Another Dutch survivor, Salomon (Salo) Muller, had been campaigning for the reparations for years. His parents were transported from Amsterdam to the Dutch transit camp, Westerbork, before being taken to Auschwitz. In an interview with CBC Radio, Muller talked about his efforts to obtain compensation from NS, the Dutch railway company. Part of their conversation follows below.

Interviewer: Mr. Muller, in 2005, the rail company NS apologized for its role in transporting Dutch Jews to concentration camps. You weren’t satisfied with that apology. Why not?

Muller: All the Jewish victims lost their families, their children, their wives, their husbands. [The survivors] said to the railway, “You need to apologize. Better. Stronger.” They answered, “No, why should we? We did that and we did so much more. We opened a museum. We have statues at several places. So be satisfied.” But survivors were not satisfied with museums and statues and the whole story died. Until four years ago.

Interviewer: What happened four years ago?

Muller: For years I was thinking how the Jews who were sent to the camps had to pay [for] their own tickets. The railway sent bills to the Germans and the Germans stole from the Jewish bank. From that money, and all that jewelry and gold taken from the victims, they paid the Dutch railway. It came to much, much more than you think.

And four years ago, I read an article in the paper about the French railway [that deported French Jews the same way] that finally decided to give compensation to French Jews in America. I said, “If the French railway is owning up and paying back, why not the Dutch railway?” And then, I start writing letters about my story, my wife’s story…and about other Jews from Holland.

Interviewer: Mr. Muller, what was the extent of NS’s responsibility? Did management know the passengers they were transporting would be killed?

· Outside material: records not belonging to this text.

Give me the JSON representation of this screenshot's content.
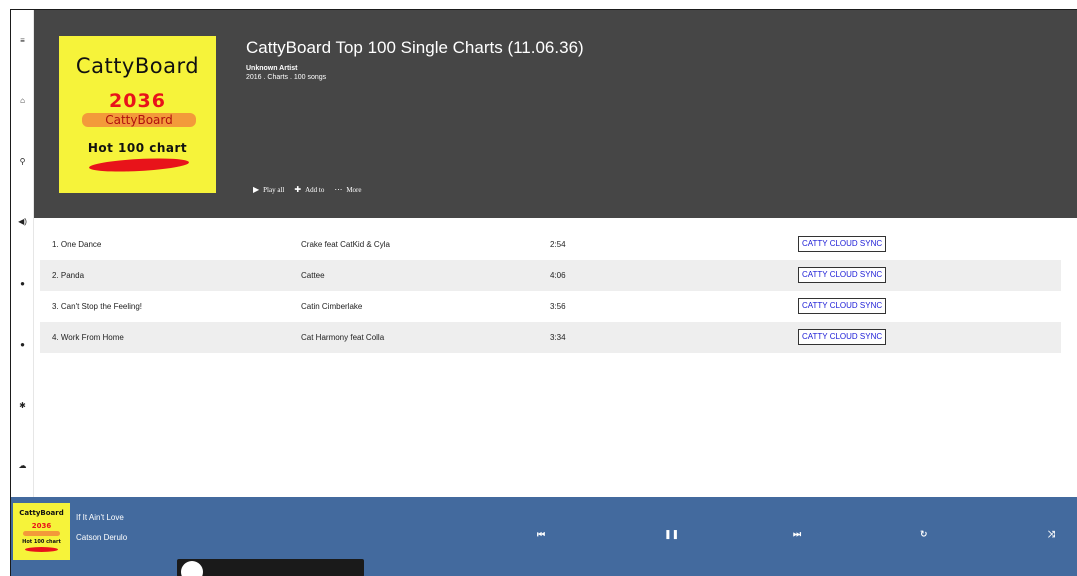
{
  "sidebar": {
    "items": [
      {
        "icon": "menu-icon",
        "glyph": "≡"
      },
      {
        "icon": "home-icon",
        "glyph": "⌂"
      },
      {
        "icon": "search-icon",
        "glyph": "⚲"
      },
      {
        "icon": "volume-icon",
        "glyph": "◀)"
      },
      {
        "icon": "user-icon",
        "glyph": "●"
      },
      {
        "icon": "spotify-icon",
        "glyph": "●"
      },
      {
        "icon": "settings-icon",
        "glyph": "✱"
      },
      {
        "icon": "soundcloud-icon",
        "glyph": "☁"
      }
    ]
  },
  "album": {
    "cover": {
      "brand": "CattyBoard",
      "year": "2036",
      "sub": "CattyBoard",
      "hot": "Hot 100 chart"
    },
    "title": "CattyBoard Top 100 Single Charts (11.06.36)",
    "artist": "Unknown Artist",
    "meta": "2016 . Charts . 100 songs",
    "actions": {
      "play_all": "Play all",
      "add_to": "Add to",
      "more": "More"
    }
  },
  "tracks": [
    {
      "title": "1. One Dance",
      "artist": "Crake feat CatKid & Cyla",
      "duration": "2:54",
      "action": "CATTY CLOUD SYNC"
    },
    {
      "title": "2. Panda",
      "artist": "Cattee",
      "duration": "4:06",
      "action": "CATTY CLOUD SYNC"
    },
    {
      "title": "3. Can't Stop the Feeling!",
      "artist": "Catin Cimberlake",
      "duration": "3:56",
      "action": "CATTY CLOUD SYNC"
    },
    {
      "title": "4. Work From Home",
      "artist": "Cat Harmony feat Colla",
      "duration": "3:34",
      "action": "CATTY CLOUD SYNC"
    }
  ],
  "player": {
    "mini_cover": {
      "brand": "CattyBoard",
      "year": "2036",
      "hot": "Hot 100 chart"
    },
    "now_title": "If It Ain't Love",
    "now_artist": "Catson Derulo",
    "controls": {
      "previous": "⏮",
      "pause": "❚❚",
      "next": "⏭",
      "repeat": "↻",
      "shuffle": "⤨"
    }
  },
  "colors": {
    "header_bg": "#464646",
    "player_bg": "#436a9e",
    "cover_bg": "#f6f33a",
    "sync_text": "#1a1ad6"
  }
}
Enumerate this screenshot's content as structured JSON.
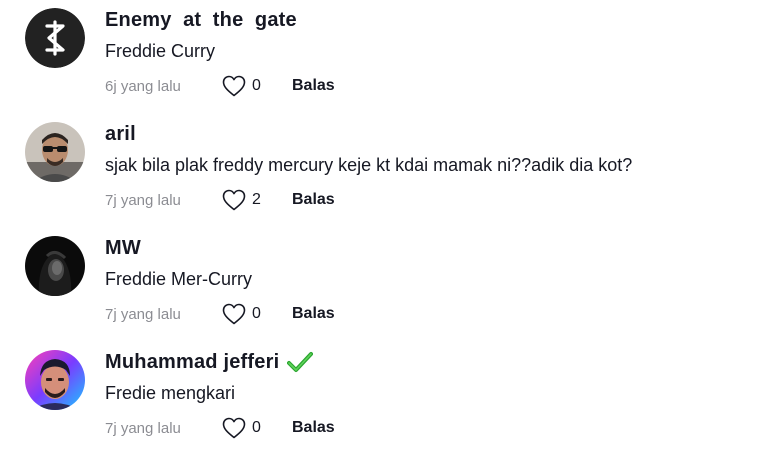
{
  "comments": [
    {
      "username": "Enemy  at  the  gate",
      "text": "Freddie Curry",
      "time": "6j yang lalu",
      "likes": "0",
      "reply": "Balas",
      "verified": false
    },
    {
      "username": "aril",
      "text": "sjak bila plak freddy mercury keje kt kdai mamak ni??adik dia kot?",
      "time": "7j yang lalu",
      "likes": "2",
      "reply": "Balas",
      "verified": false
    },
    {
      "username": "MW",
      "text": "Freddie Mer-Curry",
      "time": "7j yang lalu",
      "likes": "0",
      "reply": "Balas",
      "verified": false
    },
    {
      "username": "Muhammad jefferi",
      "text": "Fredie mengkari",
      "time": "7j yang lalu",
      "likes": "0",
      "reply": "Balas",
      "verified": true
    }
  ],
  "colors": {
    "text": "#161823",
    "muted": "#8a8b91",
    "verified": "#2aa52f"
  },
  "icons": {
    "like": "heart-outline-icon",
    "verified": "check-icon"
  }
}
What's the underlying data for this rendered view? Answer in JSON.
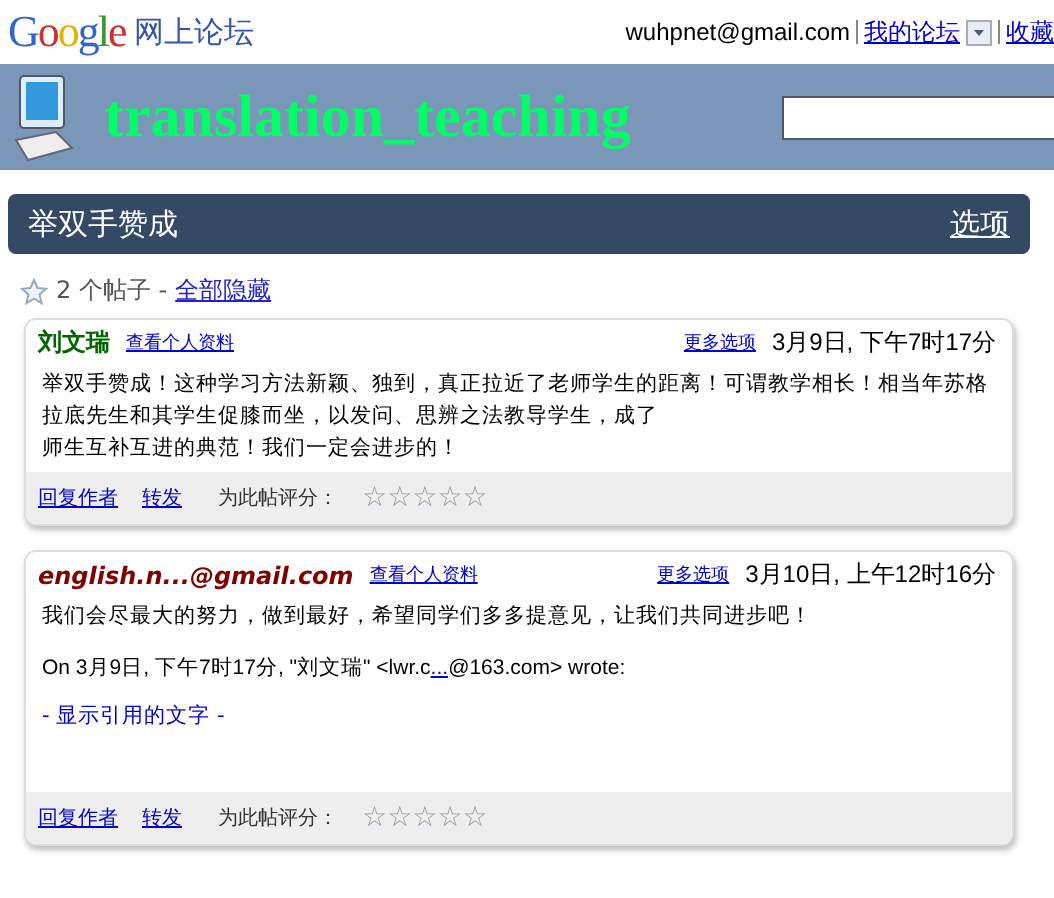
{
  "header": {
    "logo": "Google",
    "product": "网上论坛",
    "account": "wuhpnet@gmail.com",
    "links": [
      "我的论坛",
      "收藏"
    ]
  },
  "group": {
    "name": "translation_teaching"
  },
  "topic": {
    "title": "举双手赞成",
    "options": "选项",
    "starred": false,
    "count": "2 个帖子 -",
    "toggle": "全部隐藏"
  },
  "posts": [
    {
      "author": "刘文瑞",
      "color": "#006600",
      "profile": "查看个人资料",
      "more": "更多选项",
      "date": "3月9日, 下午7时17分",
      "body": [
        "举双手赞成！这种学习方法新颖、独到，真正拉近了老师学生的距离！可谓教学相长！相当年苏格拉底先生和其学生促膝而坐，以发问、思辨之法教导学生，成了",
        "师生互补互进的典范！我们一定会进步的！"
      ],
      "reply": "回复作者",
      "forward": "转发",
      "rate_label": "为此帖评分：",
      "stars": 0
    },
    {
      "author": "english.n...@gmail.com",
      "color": "#800000",
      "profile": "查看个人资料",
      "more": "更多选项",
      "date": "3月10日, 上午12时16分",
      "body": [
        "我们会尽最大的努力，做到最好，希望同学们多多提意见，让我们共同进步吧！"
      ],
      "attribution": {
        "before": "On 3月9日, 下午7时17分, \"刘文瑞\" <lwr.c",
        "link": "...",
        "after": "@163.com> wrote:"
      },
      "quote_toggle": "- 显示引用的文字 -",
      "reply": "回复作者",
      "forward": "转发",
      "rate_label": "为此帖评分：",
      "stars": 0
    }
  ]
}
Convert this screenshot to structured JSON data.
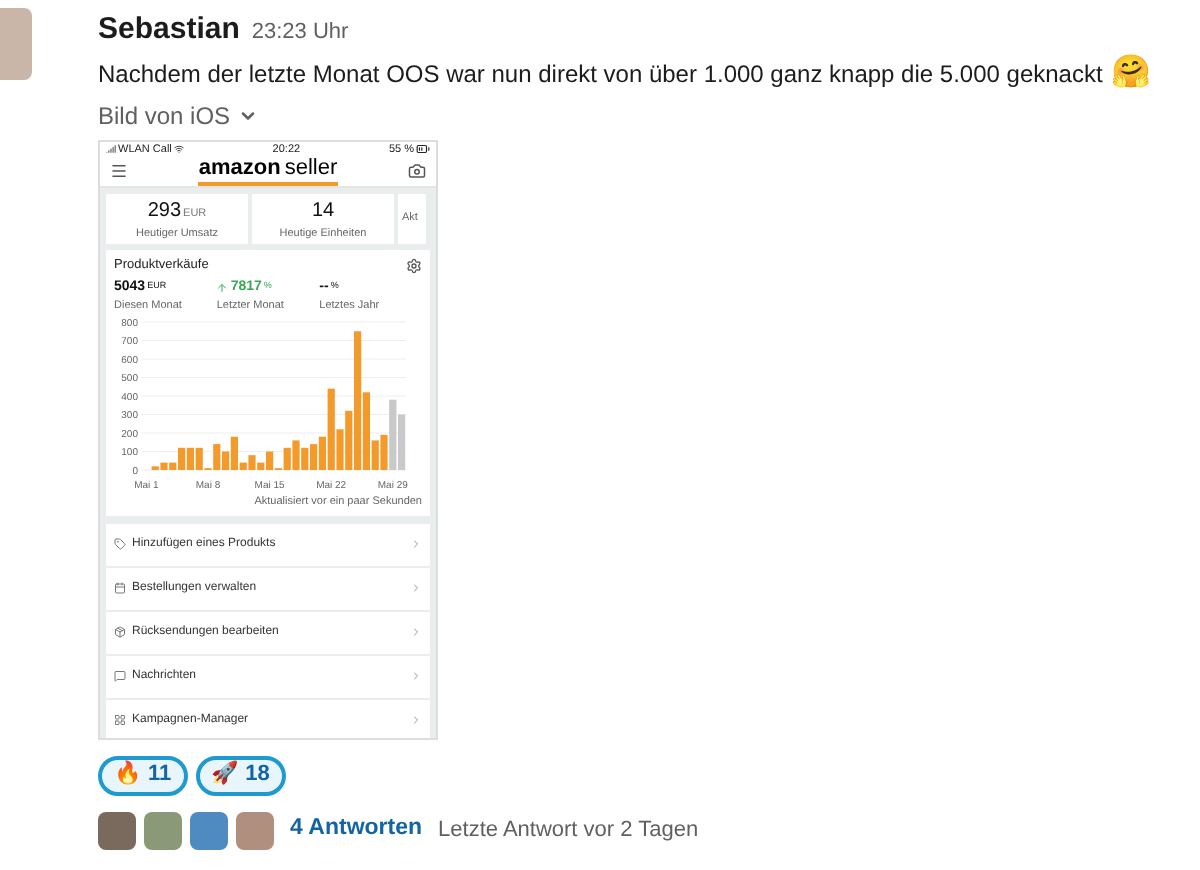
{
  "message": {
    "author": "Sebastian",
    "time": "23:23 Uhr",
    "text": "Nachdem der letzte Monat OOS war nun direkt von über 1.000 ganz knapp die 5.000 geknackt",
    "emoji": "🤗",
    "attachment_label": "Bild von iOS"
  },
  "phone": {
    "status_bar": {
      "carrier": "WLAN Call",
      "time": "20:22",
      "battery": "55 %"
    },
    "logo": {
      "brand": "amazon",
      "product": "seller"
    },
    "cards": [
      {
        "value": "293",
        "unit": "EUR",
        "label": "Heutiger Umsatz"
      },
      {
        "value": "14",
        "label": "Heutige Einheiten"
      },
      {
        "label": "Akt"
      }
    ],
    "sales": {
      "title": "Produktverkäufe",
      "stats": [
        {
          "value": "5043",
          "unit": "EUR",
          "label": "Diesen Monat",
          "rising": false
        },
        {
          "value": "7817",
          "unit": "%",
          "label": "Letzter Monat",
          "rising": true
        },
        {
          "value": "--",
          "unit": "%",
          "label": "Letztes Jahr",
          "rising": false
        }
      ],
      "chart_data": {
        "type": "bar",
        "stacked": true,
        "categories": [
          "Mai 1",
          null,
          null,
          null,
          null,
          null,
          null,
          "Mai 8",
          null,
          null,
          null,
          null,
          null,
          null,
          "Mai 15",
          null,
          null,
          null,
          null,
          null,
          null,
          "Mai 22",
          null,
          null,
          null,
          null,
          null,
          null,
          "Mai 29",
          null
        ],
        "series": [
          {
            "color": "#f39a2b",
            "values": [
              0,
              20,
              40,
              40,
              120,
              120,
              120,
              10,
              140,
              100,
              180,
              40,
              80,
              40,
              100,
              10,
              120,
              160,
              120,
              140,
              180,
              440,
              220,
              320,
              750,
              420,
              160,
              190,
              null,
              null
            ]
          },
          {
            "color": "#c9c9c9",
            "values": [
              null,
              null,
              null,
              null,
              null,
              null,
              null,
              null,
              null,
              null,
              null,
              null,
              null,
              null,
              null,
              null,
              null,
              null,
              null,
              null,
              null,
              null,
              null,
              null,
              null,
              null,
              null,
              null,
              380,
              300
            ]
          }
        ],
        "grid": true,
        "ylim": [
          0,
          800
        ],
        "yticks": [
          0,
          100,
          200,
          300,
          400,
          500,
          600,
          700,
          800
        ]
      },
      "updated": "Aktualisiert vor ein paar Sekunden"
    },
    "menu": [
      "Hinzufügen eines Produkts",
      "Bestellungen verwalten",
      "Rücksendungen bearbeiten",
      "Nachrichten",
      "Kampagnen-Manager"
    ]
  },
  "reactions": [
    {
      "emoji": "🔥",
      "count": "11",
      "selected": true
    },
    {
      "emoji": "🚀",
      "count": "18",
      "selected": true
    }
  ],
  "thread": {
    "replies": "4 Antworten",
    "last_reply": "Letzte Antwort vor 2 Tagen"
  }
}
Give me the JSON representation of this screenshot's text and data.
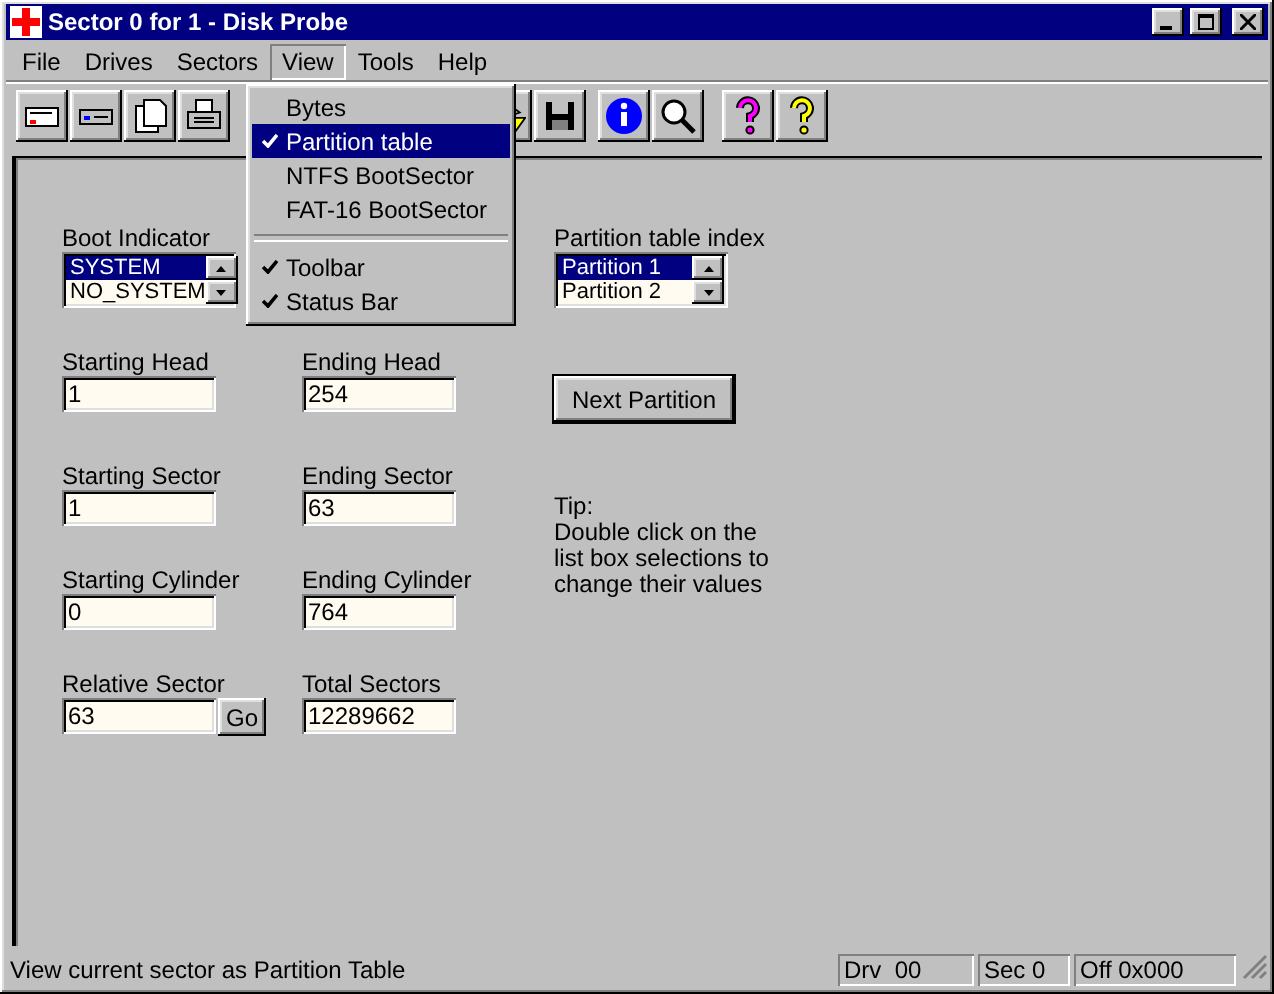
{
  "window": {
    "title": "Sector 0 for 1 - Disk Probe"
  },
  "menu_bar": [
    {
      "label": "File",
      "selected": false
    },
    {
      "label": "Drives",
      "selected": false
    },
    {
      "label": "Sectors",
      "selected": false
    },
    {
      "label": "View",
      "selected": true
    },
    {
      "label": "Tools",
      "selected": false
    },
    {
      "label": "Help",
      "selected": false
    }
  ],
  "open_menu": {
    "items": [
      {
        "kind": "item",
        "label": "Bytes",
        "checked": false,
        "selected": false
      },
      {
        "kind": "item",
        "label": "Partition table",
        "checked": true,
        "selected": true
      },
      {
        "kind": "item",
        "label": "NTFS BootSector",
        "checked": false,
        "selected": false
      },
      {
        "kind": "item",
        "label": "FAT-16 BootSector",
        "checked": false,
        "selected": false
      },
      {
        "kind": "separator"
      },
      {
        "kind": "item",
        "label": "Toolbar",
        "checked": true,
        "selected": false
      },
      {
        "kind": "item",
        "label": "Status Bar",
        "checked": true,
        "selected": false
      }
    ]
  },
  "boot_indicator": {
    "label": "Boot Indicator",
    "options": [
      {
        "text": "SYSTEM",
        "selected": true
      },
      {
        "text": "NO_SYSTEM",
        "selected": false
      }
    ]
  },
  "partition_index": {
    "label": "Partition table index",
    "options": [
      {
        "text": "Partition 1",
        "selected": true
      },
      {
        "text": "Partition 2",
        "selected": false
      }
    ]
  },
  "fields": [
    {
      "label": "Starting Head",
      "value": "1"
    },
    {
      "label": "Ending Head",
      "value": "254"
    },
    {
      "label": "Starting Sector",
      "value": "1"
    },
    {
      "label": "Ending Sector",
      "value": "63"
    },
    {
      "label": "Starting Cylinder",
      "value": "0"
    },
    {
      "label": "Ending Cylinder",
      "value": "764"
    },
    {
      "label": "Relative Sector",
      "value": "63"
    },
    {
      "label": "Total Sectors",
      "value": "12289662"
    }
  ],
  "go_button": "Go",
  "next_button": "Next Partition",
  "tip": {
    "title": "Tip:",
    "text": "Double click on the list box selections to change their values"
  },
  "status_bar": {
    "message": "View current sector as Partition Table",
    "panels": [
      "Drv  00",
      "Sec 0",
      "Off 0x000"
    ]
  }
}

Muller: Oh yes. Mr. Roger van Boxtel, the president director, said, “Yeah, we knew it.” Letters were found from Dutch Jews asking the railway, “What happened with the Jews you took away? Where did you take them?” And they answered, “They were killed. We couldn’t’ stop it. We’re not responsible.”

Interviewer: And the rail company profited from that?

Muller: Absolutely.

Interviewer: Can you tell us the story of what happened to your family? What do you remember of your parents being seized and then taken from Amsterdam by train?

Muller: I was six in 1942… My mother brought me to school and said, “See you tonight and be a good boy.” That’s the title of my book in English. My father and my mother were working at the same company. When they arrived, a German truck stood in front of the door and all the Jewish employees were herded into the truck. They were first sent to the Dutch theater [where Jews were forcibly assembled prior to deportation].

The same night, when I was at the home of my uncle and aunt, there was a knock on the door. Two German soldiers and a policeman had come to round up all the Jewish people from the houses and streets. They took us all in a truck to the same theater. And I spotted my father and mother standing on the stage.

Interviewer: You saw your parents?

Muller: Yes, I ran to my mother and held onto her hand but a soldier and a nurse came over and pulled me away. I was crying and screaming for my parents for four days and nights…. They were taken with other Jews to Westerbork. And after nine weeks, they were sent to Auschwitz. I was twelve years old when a letter came from the Red Cross stating that my parents died in Auschwitz. I had been praying all those years that they were alive.

Interviewer: Mr. Muller, I am so sorry for what happened to you and your family. What have you heard now from survivors about the amount of compensation? Are people telling you that that compensation is appropriate?

Muller: I received hundreds of [pieces of] mail from survivors and children of the survivors. They were satisfied.